It’s been a decade-long dedication to Rugby League in the far western NSW town of Wilcannia for Rhonda Hynch.
It used to be a one-team town – the Wilcannia Boomerangs – run by Rhonda’s father. She used to go and watch the games as a fan.
But about 10 years ago, with Rhonda making her own way in adult life, she thought there needed to be a second team. So, she started the Wilcannia Parntu Warriors and became their president.
Parntu means ‘fish’ in the local indigenous language. The jersey has the earth colours of orange, yellow and brown but Rhonda has insisted the word ‘Respect’ is prominently displayed on the kit.
“That means respect for the opposite team, respect for your own brothers,” Hynch said.
“We don’t treat them as just a sports team. We treat them as family and we show them respect – because we want them to have that on and off the field.”
The NSWRL Indigenous Volunteer of the Year award is well-earned as Rhonda works tirelessly for both the men’s and women’s game.
She also runs the women’s tackling team, the Wilcannia Wildflowers.

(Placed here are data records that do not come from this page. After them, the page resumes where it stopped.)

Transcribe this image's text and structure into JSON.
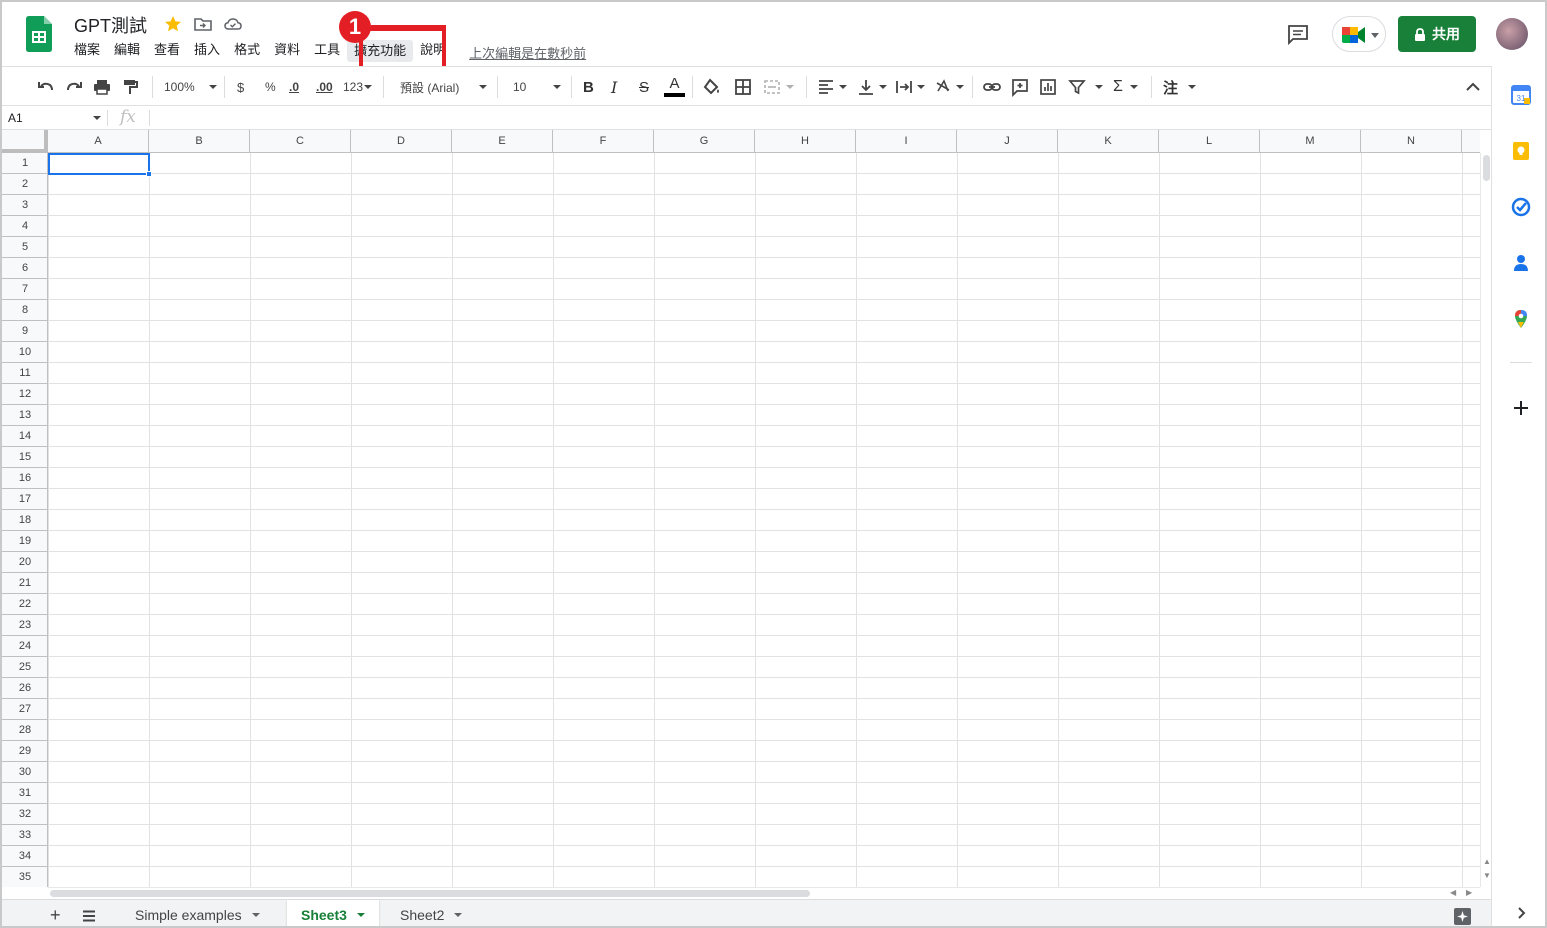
{
  "app": {
    "doc_title": "GPT測試",
    "last_edit": "上次編輯是在數秒前"
  },
  "menu": {
    "items": [
      "檔案",
      "編輯",
      "查看",
      "插入",
      "格式",
      "資料",
      "工具",
      "擴充功能",
      "說明"
    ],
    "active_index": 7
  },
  "annotation": {
    "step": "1",
    "color": "#e31e24"
  },
  "header": {
    "share_label": "共用",
    "share_color": "#188038"
  },
  "toolbar": {
    "zoom": "100%",
    "currency": "$",
    "percent": "%",
    "decrease_decimal": ".0",
    "increase_decimal": ".00",
    "more_formats": "123",
    "font": "預設 (Arial)",
    "font_size": "10",
    "bold": "B",
    "italic": "I",
    "strike": "S",
    "text_color": "A",
    "sigma": "Σ",
    "input_tools": "注"
  },
  "formula_bar": {
    "name_box": "A1",
    "fx": "fx"
  },
  "grid": {
    "columns": [
      "A",
      "B",
      "C",
      "D",
      "E",
      "F",
      "G",
      "H",
      "I",
      "J",
      "K",
      "L",
      "M",
      "N"
    ],
    "rows": [
      "1",
      "2",
      "3",
      "4",
      "5",
      "6",
      "7",
      "8",
      "9",
      "10",
      "11",
      "12",
      "13",
      "14",
      "15",
      "16",
      "17",
      "18",
      "19",
      "20",
      "21",
      "22",
      "23",
      "24",
      "25",
      "26",
      "27",
      "28",
      "29",
      "30",
      "31",
      "32",
      "33",
      "34",
      "35"
    ],
    "selected_cell": "A1"
  },
  "sheets": {
    "tabs": [
      "Simple examples",
      "Sheet3",
      "Sheet2"
    ],
    "active_index": 1
  },
  "side_panel": {
    "icons": [
      "calendar-icon",
      "keep-icon",
      "tasks-icon",
      "contacts-icon",
      "maps-icon",
      "add-icon"
    ]
  }
}
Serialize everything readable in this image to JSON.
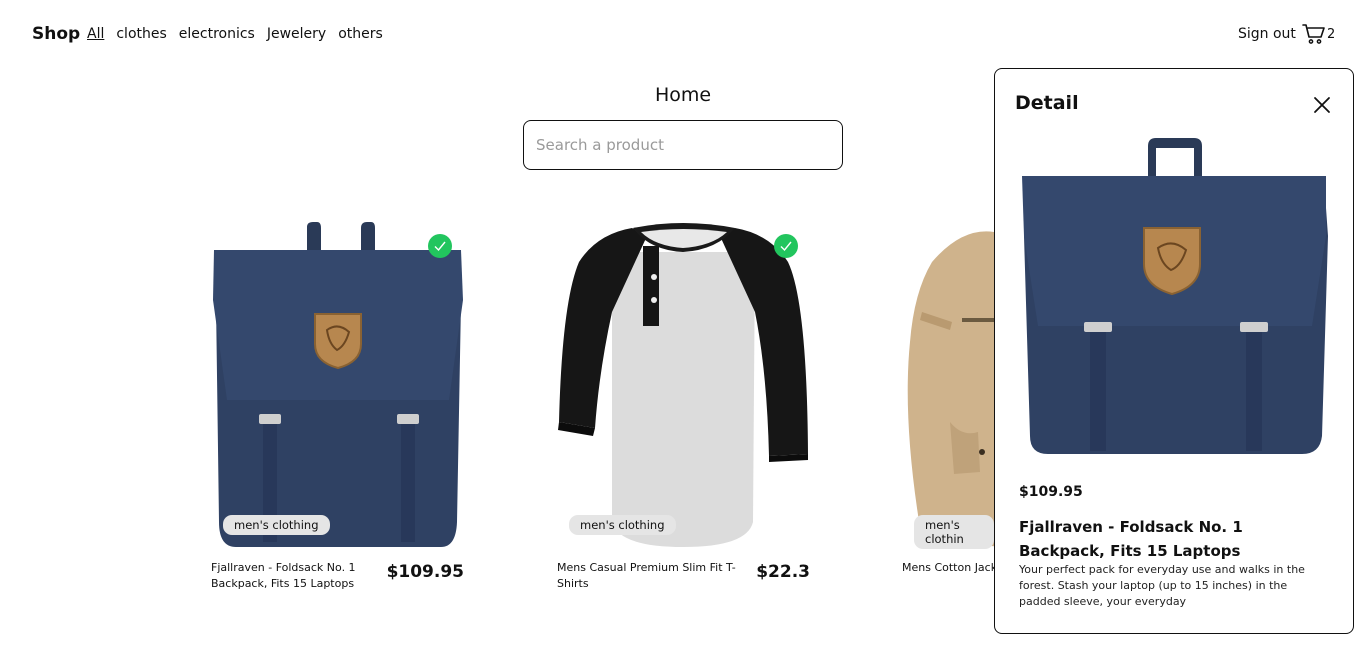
{
  "nav": {
    "brand": "Shop",
    "links": [
      {
        "label": "All",
        "active": true
      },
      {
        "label": "clothes",
        "active": false
      },
      {
        "label": "electronics",
        "active": false
      },
      {
        "label": "Jewelery",
        "active": false
      },
      {
        "label": "others",
        "active": false
      }
    ],
    "signout": "Sign out",
    "cart_icon": "cart-icon",
    "cart_count": "2"
  },
  "page": {
    "title": "Home",
    "search_placeholder": "Search a product"
  },
  "products": [
    {
      "name": "Fjallraven - Foldsack No. 1 Backpack, Fits 15 Laptops",
      "price": "$109.95",
      "category": "men's clothing",
      "in_cart": true,
      "image": "backpack"
    },
    {
      "name": "Mens Casual Premium Slim Fit T-Shirts",
      "price": "$22.3",
      "category": "men's clothing",
      "in_cart": true,
      "image": "t-shirt"
    },
    {
      "name": "Mens Cotton Jack",
      "price": "",
      "category": "men's clothin",
      "in_cart": false,
      "image": "jacket"
    }
  ],
  "detail": {
    "title": "Detail",
    "close_icon": "close-icon",
    "price": "$109.95",
    "name": "Fjallraven - Foldsack No. 1 Backpack, Fits 15 Laptops",
    "description": "Your perfect pack for everyday use and walks in the forest. Stash your laptop (up to 15 inches) in the padded sleeve, your everyday",
    "image": "backpack"
  },
  "colors": {
    "check_green": "#22c55e",
    "badge_bg": "#e5e5e5",
    "backpack_navy": "#2c3e5e"
  }
}
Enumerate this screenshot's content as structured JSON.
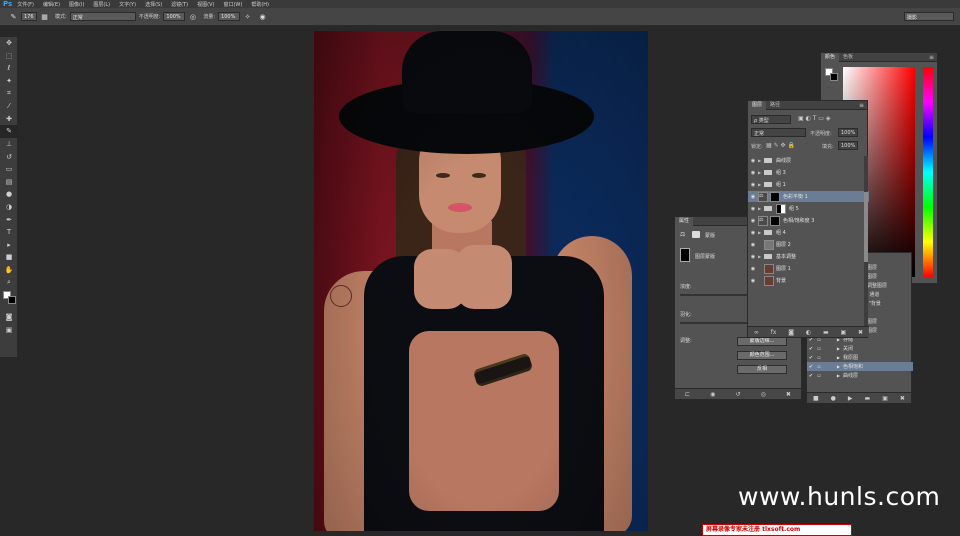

They beat the Menindee Twisted Sisters 48-8 in the Outback Rugby League (ORL) Grand Final on Sunday 25 July.
It was a case of double celebration for Hynch, with Parntu beating the Boomerangs 32-24 in the men’s ORL decider also on Sunday.
“I’ve worked very hard for a very long time with men of all ages – I’ve got 25 men in the Warriors with the youngest being just 17 years-old,” Hynch said.
“And now the women can be a part of it all so I’m enjoying that too. I love my weekends but there’s a part of me that will be glad to have a bit of a break once the footy season is over.
“This award has made me feel a bit teary. I see the happiness on the men’s and women’s faces when they play, and it all seems very worthwhile.
“We have a motto: ‘Win, Lose or Draw It Doesn’t Matter – Get Out There and Have Fun – Enjoy Your Day’.”